_Your assignment_
The lines you need are those holding the word "JSON"; pull them from the material.

_Data for the task_
══════════════════════════════

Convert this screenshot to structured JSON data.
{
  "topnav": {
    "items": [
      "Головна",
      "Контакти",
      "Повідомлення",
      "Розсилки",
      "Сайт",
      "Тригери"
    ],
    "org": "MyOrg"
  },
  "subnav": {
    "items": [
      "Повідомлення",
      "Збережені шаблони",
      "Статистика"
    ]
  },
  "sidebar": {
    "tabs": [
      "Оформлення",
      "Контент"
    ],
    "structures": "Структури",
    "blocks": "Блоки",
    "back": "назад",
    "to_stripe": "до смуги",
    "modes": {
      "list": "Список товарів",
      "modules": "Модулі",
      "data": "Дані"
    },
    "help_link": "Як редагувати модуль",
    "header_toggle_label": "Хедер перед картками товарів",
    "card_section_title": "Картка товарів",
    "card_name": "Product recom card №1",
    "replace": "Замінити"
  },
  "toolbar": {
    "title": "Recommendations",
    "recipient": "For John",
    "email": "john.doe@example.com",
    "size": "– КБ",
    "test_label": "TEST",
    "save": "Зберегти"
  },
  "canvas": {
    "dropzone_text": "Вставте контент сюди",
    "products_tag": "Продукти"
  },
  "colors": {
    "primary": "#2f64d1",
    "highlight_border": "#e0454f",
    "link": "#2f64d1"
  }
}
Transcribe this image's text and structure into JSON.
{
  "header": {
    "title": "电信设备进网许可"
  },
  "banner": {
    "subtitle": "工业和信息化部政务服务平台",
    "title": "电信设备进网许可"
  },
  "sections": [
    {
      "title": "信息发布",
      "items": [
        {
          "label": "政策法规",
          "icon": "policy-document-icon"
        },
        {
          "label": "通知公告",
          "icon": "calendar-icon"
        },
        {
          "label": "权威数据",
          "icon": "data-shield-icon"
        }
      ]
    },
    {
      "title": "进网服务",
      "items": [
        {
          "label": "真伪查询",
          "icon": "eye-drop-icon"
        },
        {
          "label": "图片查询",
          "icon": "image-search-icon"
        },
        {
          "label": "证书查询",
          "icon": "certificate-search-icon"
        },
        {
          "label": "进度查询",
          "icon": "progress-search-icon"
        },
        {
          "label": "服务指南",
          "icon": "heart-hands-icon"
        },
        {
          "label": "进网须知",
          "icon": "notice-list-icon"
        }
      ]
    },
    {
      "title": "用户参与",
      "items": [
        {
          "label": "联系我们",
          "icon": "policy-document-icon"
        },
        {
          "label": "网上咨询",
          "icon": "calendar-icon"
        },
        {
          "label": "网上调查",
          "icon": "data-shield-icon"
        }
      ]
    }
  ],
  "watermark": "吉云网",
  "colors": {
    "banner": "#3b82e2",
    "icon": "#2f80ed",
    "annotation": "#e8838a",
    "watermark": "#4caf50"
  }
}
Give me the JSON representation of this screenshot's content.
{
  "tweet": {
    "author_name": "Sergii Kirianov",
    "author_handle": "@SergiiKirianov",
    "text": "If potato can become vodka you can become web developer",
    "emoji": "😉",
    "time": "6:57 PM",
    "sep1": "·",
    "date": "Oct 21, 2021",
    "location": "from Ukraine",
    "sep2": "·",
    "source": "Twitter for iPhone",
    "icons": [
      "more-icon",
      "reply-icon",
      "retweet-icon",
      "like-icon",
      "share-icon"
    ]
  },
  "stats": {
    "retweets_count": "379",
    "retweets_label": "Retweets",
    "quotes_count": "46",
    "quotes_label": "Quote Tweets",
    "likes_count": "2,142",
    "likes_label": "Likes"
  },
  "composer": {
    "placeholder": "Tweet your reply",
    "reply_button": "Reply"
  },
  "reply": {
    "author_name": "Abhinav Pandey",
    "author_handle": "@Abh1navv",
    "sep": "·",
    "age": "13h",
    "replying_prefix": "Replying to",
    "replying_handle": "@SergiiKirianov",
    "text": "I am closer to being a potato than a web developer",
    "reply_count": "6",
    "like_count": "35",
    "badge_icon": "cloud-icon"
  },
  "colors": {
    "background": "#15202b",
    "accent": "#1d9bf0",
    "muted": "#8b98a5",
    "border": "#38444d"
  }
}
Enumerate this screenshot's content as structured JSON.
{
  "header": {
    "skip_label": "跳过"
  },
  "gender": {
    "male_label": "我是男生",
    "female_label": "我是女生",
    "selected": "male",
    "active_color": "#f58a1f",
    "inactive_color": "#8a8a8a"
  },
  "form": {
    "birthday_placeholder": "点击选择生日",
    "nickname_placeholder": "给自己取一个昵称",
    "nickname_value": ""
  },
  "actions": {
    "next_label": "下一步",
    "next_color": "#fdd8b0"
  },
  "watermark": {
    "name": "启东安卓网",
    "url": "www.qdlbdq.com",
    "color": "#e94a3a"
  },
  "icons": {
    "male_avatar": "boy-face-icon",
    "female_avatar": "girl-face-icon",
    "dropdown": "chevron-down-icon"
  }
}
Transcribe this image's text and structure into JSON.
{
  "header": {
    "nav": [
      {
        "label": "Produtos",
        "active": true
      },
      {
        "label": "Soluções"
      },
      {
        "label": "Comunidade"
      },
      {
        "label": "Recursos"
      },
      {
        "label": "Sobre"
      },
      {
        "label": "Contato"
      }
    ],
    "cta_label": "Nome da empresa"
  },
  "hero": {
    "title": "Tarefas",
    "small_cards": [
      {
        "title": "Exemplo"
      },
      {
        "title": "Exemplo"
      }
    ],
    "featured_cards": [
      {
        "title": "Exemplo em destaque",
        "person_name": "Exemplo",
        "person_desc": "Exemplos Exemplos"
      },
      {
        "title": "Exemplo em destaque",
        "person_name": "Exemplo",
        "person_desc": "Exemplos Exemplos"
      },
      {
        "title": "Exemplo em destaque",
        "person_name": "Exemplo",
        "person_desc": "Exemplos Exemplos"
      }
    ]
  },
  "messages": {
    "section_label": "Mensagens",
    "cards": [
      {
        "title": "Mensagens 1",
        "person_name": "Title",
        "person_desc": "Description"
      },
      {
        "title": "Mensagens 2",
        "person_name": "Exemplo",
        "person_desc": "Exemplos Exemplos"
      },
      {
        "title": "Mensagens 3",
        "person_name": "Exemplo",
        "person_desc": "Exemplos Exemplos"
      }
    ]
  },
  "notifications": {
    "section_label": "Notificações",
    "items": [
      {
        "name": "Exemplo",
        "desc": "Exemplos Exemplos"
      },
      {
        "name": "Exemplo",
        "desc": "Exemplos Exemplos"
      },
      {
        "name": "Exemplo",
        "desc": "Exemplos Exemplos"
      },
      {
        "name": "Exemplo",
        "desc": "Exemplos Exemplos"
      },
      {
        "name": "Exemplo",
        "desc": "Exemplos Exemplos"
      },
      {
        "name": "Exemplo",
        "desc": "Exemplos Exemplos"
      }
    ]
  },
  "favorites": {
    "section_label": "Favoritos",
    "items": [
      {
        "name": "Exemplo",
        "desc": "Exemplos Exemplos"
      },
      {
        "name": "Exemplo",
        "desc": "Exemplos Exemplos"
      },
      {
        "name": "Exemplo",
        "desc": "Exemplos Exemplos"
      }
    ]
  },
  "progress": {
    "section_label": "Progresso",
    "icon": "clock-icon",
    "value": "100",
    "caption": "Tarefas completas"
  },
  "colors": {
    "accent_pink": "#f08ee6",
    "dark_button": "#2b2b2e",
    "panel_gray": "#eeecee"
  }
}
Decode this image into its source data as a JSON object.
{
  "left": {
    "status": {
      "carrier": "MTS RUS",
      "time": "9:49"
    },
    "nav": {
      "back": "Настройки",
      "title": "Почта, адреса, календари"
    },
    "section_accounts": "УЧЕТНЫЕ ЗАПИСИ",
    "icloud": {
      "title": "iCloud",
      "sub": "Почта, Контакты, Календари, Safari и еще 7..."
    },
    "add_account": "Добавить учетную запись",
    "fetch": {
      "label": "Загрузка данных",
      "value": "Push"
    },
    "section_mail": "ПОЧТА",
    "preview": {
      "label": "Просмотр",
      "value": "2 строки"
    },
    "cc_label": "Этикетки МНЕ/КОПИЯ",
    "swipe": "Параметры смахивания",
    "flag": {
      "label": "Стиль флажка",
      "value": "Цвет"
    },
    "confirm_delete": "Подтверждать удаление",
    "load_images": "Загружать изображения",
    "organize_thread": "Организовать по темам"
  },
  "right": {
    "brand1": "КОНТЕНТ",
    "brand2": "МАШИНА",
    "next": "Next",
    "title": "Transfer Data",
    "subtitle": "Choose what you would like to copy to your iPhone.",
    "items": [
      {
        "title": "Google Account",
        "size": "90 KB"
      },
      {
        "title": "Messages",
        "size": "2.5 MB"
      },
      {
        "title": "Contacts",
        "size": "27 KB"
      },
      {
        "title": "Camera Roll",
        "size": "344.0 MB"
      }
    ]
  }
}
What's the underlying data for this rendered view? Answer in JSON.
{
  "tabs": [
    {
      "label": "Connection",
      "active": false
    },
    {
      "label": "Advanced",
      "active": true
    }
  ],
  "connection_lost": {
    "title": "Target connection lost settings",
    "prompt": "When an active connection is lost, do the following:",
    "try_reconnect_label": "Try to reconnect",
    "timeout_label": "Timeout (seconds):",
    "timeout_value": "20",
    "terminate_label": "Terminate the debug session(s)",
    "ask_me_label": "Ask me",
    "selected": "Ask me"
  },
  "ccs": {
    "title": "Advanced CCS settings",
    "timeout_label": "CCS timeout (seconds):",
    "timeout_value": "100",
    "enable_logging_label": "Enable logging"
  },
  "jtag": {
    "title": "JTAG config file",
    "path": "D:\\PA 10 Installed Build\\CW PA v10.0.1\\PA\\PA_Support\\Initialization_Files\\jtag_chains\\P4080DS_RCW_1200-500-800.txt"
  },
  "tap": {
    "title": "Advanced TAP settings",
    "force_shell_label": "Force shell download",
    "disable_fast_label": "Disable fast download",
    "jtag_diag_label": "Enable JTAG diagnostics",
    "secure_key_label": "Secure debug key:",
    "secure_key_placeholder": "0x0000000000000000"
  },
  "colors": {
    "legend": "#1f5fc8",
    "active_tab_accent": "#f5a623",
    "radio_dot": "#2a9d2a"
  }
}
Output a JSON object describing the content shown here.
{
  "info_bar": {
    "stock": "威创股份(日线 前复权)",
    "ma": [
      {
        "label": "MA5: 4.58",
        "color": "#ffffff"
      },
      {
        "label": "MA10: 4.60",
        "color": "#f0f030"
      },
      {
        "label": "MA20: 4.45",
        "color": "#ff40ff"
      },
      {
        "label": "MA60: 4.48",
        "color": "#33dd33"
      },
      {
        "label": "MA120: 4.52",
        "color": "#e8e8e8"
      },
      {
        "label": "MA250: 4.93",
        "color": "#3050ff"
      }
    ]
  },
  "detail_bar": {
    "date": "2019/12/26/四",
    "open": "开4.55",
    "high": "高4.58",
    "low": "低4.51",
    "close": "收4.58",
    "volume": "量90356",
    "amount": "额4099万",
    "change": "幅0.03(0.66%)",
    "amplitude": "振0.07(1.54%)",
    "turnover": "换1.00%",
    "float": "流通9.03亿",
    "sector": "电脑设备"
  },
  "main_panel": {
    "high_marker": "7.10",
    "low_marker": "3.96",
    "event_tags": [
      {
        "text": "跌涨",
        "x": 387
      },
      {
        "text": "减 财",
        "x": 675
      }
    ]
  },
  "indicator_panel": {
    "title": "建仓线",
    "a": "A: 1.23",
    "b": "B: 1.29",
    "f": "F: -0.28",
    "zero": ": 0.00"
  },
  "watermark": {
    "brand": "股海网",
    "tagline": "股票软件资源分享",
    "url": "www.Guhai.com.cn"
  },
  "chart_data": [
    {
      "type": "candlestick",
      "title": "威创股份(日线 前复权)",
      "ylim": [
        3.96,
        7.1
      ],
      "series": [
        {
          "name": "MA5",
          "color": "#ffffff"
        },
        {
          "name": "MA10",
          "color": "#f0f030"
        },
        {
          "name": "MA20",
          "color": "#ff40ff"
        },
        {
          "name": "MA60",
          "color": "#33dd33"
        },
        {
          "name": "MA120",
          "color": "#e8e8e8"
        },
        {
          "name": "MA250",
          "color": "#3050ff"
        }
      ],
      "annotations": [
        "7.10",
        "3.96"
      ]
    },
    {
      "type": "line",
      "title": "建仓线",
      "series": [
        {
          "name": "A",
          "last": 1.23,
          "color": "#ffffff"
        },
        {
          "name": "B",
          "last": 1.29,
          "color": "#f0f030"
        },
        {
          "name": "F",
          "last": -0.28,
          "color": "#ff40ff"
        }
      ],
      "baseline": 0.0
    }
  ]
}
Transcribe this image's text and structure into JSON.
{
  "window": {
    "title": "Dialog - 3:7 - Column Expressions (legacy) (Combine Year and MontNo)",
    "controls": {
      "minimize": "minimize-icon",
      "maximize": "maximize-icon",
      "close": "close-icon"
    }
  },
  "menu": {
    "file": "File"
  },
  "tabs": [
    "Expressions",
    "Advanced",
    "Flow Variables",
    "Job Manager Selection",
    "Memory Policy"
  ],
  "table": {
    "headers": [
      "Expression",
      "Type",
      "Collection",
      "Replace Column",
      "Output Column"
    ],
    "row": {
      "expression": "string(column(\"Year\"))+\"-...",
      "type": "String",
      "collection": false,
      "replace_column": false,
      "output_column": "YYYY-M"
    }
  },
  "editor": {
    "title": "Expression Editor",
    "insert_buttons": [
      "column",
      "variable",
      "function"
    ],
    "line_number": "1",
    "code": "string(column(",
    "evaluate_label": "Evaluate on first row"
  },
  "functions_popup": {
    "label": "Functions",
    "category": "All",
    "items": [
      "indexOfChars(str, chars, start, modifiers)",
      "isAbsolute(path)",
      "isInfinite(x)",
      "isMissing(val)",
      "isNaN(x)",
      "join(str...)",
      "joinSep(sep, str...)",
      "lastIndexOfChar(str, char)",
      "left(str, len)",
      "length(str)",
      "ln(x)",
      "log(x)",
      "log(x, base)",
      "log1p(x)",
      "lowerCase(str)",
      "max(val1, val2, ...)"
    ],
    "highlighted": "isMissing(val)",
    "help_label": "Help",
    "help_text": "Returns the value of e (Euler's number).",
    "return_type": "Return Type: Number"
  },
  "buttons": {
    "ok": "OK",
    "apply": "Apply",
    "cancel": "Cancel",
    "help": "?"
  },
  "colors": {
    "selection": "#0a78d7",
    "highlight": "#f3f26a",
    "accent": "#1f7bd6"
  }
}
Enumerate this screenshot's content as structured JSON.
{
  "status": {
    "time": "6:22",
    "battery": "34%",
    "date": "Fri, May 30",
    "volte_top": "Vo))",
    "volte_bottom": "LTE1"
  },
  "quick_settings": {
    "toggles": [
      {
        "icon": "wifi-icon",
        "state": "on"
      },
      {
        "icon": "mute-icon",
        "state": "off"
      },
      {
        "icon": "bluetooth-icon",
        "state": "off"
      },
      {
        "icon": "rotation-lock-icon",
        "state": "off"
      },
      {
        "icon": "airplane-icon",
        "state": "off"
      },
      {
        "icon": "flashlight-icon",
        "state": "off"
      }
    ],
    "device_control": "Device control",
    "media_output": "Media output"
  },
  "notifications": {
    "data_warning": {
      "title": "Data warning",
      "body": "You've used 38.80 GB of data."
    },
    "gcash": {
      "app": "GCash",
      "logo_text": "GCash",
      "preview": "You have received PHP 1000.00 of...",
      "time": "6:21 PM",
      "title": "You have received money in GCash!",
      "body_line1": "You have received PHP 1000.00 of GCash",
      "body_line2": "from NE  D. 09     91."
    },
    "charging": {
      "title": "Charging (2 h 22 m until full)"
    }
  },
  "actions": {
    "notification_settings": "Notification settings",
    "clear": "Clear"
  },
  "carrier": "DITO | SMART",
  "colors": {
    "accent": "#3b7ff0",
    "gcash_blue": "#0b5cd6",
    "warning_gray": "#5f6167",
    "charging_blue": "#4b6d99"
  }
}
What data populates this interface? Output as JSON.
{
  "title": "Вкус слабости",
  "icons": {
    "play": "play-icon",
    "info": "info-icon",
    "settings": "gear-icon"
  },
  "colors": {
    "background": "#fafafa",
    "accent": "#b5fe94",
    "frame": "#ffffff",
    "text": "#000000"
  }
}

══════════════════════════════

_Expected answer_
Convert this screenshot to structured JSON data.
Transcribe this image's text and structure into JSON.
Give me the JSON representation of this screenshot's content.
Enumerate this screenshot's content as structured JSON.
Transcribe this image's text and structure into JSON.
Decode this image into its source data as a JSON object.
What's the underlying data for this rendered view? Answer in JSON.
Output a JSON object describing the content shown here.
Transcribe this image's text and structure into JSON.
Enumerate this screenshot's content as structured JSON.
What data populates this interface? Output as JSON.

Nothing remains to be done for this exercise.